When people think of Père Lachaise Cemetery, they think of the burial spot of Jim Morrison, Abelard and Heloise, Chopin, and many other famous (mostly) French artists and celebrities. The grounds are vast, the mausoleums works of art, and the history is enticing.
While in Paris this is a must-stop for adventurers. There is beauty and art among the death. And most surprisingly, it somehow makes you feel fresh and alive…even if you realize that feeling is transitory. Take a stroll with us as Project Dreamscape explores Père Lachaise Cemetery on this exclusive photo tour:
The serene tree-lined path as we stroll up. It was late November and a particularly chilly afternoon in Paris.
One of the first graves to greet us. Many were adorned with statues and sculptures. This one stared straight through us.
A much more casual and carefree sculpture a little ahead. We noticed how every grave had “personality” and we could sense the person it held inside. As if the cold stone and marble oozed a bit of the life their dusty, old bones once had.
Many of the crypts were open. We couldn’t resist peeking inside this one.
Ornate carvings and Gothic designs augmented many of the mausoleums.
Frozen, snow-covered roses decay against a rusty fence.
This angel prays with broken fingers. Did they fall off? Were they stolen? We don’t know, she wouldn’t tell us.
Hands reach out of the grave and clasp for eternity.
The crypts are lined up along winding paths, like little houses along a street.
Another look inside. Many crypts hold entire families.

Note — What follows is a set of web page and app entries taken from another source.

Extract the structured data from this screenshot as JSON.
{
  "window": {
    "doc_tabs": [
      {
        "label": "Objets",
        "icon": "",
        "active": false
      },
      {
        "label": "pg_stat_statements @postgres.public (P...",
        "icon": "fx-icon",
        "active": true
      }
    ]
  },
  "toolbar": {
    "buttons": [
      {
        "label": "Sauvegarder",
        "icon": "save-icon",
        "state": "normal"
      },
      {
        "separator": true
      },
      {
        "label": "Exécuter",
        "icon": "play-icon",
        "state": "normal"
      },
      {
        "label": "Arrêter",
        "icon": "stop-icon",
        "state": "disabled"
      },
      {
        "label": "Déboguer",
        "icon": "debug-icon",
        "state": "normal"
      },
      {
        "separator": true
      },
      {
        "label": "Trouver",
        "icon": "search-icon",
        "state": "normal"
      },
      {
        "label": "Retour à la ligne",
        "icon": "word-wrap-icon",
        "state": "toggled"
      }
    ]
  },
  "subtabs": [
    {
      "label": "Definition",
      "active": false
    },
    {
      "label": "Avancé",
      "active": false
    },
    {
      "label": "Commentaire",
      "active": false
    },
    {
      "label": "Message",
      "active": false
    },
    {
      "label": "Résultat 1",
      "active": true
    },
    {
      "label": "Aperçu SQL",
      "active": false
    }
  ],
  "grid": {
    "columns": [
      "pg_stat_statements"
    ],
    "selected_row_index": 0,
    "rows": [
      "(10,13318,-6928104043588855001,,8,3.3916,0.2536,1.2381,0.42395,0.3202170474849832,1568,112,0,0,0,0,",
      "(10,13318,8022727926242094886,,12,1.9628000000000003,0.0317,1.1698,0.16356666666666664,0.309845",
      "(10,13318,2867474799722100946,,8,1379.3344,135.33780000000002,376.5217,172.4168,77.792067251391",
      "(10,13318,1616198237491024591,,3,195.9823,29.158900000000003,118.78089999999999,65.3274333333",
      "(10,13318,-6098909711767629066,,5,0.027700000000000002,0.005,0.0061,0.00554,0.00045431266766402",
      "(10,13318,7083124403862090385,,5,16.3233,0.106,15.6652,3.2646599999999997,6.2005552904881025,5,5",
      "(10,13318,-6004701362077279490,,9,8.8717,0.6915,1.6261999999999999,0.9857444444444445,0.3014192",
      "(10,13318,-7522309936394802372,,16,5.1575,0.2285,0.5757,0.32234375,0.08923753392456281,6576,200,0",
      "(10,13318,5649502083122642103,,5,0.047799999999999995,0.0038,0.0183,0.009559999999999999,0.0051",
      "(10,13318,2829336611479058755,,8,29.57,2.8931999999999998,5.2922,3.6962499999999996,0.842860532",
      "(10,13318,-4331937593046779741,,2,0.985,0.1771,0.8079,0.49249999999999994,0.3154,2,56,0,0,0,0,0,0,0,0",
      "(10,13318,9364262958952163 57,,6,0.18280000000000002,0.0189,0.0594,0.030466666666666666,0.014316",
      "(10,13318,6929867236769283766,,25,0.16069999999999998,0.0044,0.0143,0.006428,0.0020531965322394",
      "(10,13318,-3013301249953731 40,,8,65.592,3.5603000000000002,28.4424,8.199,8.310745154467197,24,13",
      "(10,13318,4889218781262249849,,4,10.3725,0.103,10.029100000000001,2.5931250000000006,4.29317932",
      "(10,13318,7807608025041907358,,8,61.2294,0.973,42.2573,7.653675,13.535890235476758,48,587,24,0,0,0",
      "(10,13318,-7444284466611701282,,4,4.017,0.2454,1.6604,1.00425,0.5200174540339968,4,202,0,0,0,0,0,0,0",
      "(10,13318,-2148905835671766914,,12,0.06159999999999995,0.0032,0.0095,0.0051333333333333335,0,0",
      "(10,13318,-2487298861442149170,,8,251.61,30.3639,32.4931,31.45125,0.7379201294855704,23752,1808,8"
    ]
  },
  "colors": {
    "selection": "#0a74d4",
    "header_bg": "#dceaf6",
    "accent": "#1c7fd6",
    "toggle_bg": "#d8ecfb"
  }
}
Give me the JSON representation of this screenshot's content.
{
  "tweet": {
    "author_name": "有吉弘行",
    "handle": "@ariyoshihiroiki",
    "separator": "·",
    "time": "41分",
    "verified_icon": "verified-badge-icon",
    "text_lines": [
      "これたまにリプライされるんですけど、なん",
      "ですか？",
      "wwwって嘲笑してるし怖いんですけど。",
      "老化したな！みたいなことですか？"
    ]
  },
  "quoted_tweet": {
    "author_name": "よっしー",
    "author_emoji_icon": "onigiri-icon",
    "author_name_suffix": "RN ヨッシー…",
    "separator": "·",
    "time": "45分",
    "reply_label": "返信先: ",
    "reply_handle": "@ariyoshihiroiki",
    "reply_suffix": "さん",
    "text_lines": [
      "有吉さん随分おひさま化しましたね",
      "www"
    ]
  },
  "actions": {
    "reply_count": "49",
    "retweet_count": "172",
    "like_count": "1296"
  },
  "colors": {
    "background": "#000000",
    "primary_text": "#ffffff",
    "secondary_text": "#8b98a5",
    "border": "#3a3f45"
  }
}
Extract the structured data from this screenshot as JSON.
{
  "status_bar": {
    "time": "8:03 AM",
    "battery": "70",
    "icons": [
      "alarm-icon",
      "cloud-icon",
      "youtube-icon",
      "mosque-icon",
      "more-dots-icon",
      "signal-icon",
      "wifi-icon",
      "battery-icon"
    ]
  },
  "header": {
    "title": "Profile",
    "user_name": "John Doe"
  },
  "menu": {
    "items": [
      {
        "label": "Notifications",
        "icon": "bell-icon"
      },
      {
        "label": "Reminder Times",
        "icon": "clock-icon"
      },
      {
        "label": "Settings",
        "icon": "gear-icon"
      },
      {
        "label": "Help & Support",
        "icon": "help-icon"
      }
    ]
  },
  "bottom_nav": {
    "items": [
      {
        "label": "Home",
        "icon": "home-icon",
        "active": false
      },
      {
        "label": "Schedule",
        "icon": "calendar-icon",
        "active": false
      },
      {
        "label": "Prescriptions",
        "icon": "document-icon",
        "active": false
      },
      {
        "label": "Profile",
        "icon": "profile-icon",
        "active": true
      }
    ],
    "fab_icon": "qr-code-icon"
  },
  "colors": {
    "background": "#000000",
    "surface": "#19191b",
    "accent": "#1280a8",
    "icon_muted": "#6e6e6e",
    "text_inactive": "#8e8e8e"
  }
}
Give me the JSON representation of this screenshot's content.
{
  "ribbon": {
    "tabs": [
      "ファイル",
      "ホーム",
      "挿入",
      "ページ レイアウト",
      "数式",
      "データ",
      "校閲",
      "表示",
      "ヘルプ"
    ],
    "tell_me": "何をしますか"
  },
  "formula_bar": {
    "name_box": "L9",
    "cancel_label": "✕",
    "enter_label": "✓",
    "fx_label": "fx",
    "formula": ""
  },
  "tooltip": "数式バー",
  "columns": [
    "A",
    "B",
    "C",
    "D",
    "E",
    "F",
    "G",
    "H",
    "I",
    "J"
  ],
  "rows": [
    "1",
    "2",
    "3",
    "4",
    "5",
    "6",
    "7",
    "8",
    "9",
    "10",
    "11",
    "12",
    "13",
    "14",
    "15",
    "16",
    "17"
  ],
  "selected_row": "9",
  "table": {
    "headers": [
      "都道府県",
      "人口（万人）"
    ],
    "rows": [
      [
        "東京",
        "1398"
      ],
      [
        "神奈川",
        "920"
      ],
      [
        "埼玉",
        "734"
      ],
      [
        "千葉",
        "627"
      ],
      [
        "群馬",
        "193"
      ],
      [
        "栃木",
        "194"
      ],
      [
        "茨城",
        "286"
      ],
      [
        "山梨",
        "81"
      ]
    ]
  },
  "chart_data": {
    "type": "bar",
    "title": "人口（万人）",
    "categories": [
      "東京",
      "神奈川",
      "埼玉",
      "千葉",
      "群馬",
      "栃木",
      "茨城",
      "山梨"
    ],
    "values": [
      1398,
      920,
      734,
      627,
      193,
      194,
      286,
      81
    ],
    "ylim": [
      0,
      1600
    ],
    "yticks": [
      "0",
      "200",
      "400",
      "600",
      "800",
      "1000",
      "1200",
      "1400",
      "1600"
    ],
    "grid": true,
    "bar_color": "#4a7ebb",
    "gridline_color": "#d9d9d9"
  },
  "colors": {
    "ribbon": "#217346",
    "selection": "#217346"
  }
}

Some contain dozens of bodies. Shelves are often used to fit them all.
Beauty isn’t lost in this place. And it isn’t cheap. Space is very limited. While some of the burial plots are sold in perpetuity, meaning the bodies can rest there forever, most are sold in 10, 30, 50 and 100-year leases. Once the lease is up, the remains are removed.
The grave of Abelard and Heloise. Their remains were transferred to Père Lachaise Cemetery in 1817. The publicity this created helped establish the cemetery as a “the place to be” for other notables’ resting place. I just enjoyed seeing the grave of these famous lovers.
This is Jim Morrison’s grave. Perhaps one of the most visited sites in the entire cemetery, it is roped off to help prevent people from vandalizing it. The lead singer of The Doors tragically died in Paris in 1971.
This “Morris” cat liked to hang around Jim Morrison’s grave. He is a fixture at the cemetery and has a food and water bowl stashed inside a mausoleum.
Chopin’s grave. Another popular site to visit in the cemetery. Apparently his remains are missing the heart, though. It is entombed within a pillar at the Holy Cross Church in Warsaw, Poland.
The mausoleum of Oscar Wilde, the rambunctious Irish novelist, playwright and poet. It is tradition to kiss the façade with bright lipstick. The superstition is that doing so will ensure love and virility. You can see that someone wanted a memento of that virility and broke off the statue’s penis.
Yes, we did kiss the mausoleum. That’s mine one of ours in the center. We hear this practice is no longer allowed, and to prevent would-be kissers, they’ve encased Wilde’s crypt in glass.
Vivan Denon’s grave. He was a French artist, writer, diplomat, archaeologist and the first director of the Louvre Museum.
Here lies Sarah Bernhardt, the French stage and film actress.
Not quite sure who this fellow is, but he has a rather pronounced bulge that has caught many people’s attention over the years. It is worn because if you rub the spot, allegedly, you will be blessed with fertility. We did not touch it, by the way!
That’s part of our crew with our guide. A goofy man who basically threw himself at us and insisted on giving us a tour…for a fee, of course. He was cute and funny and worth the 40 euro.
Honoré de Balzac was a French novelist and playwright. He influenced Marcel Proust, Edgar Allen Poe, Charles Dickens, Oscar Wilde, Jack Kerouac and many others.
The grave of Marcel Marceau, the famous French Mime.
Not sure who this belongs to, but the image is positively creepy, isn’t it?
Here is the grave of Marcel Proust, the French novelist and critic.
Because so many of the remains at Père Lachaise Cemetery need to be excavated to make room for others, there is Aux Morts ossuary. By some estimates it houses the cremated remains of over 3 million individuals.
Père Lachaise Cemetery is located at 16 rue du Repos, 75020 Paris, France. It is advised that you bring a map, or buy one from a local vendor so you not only can find the graves you wish to visit, but so you don’t get lost amid the twisty cobblestone paths.
Wear comfortable shoes, plan on spending a considerable amount of time exploring, and don’t stay past dark…
For information and tours, visit Trip Advisor.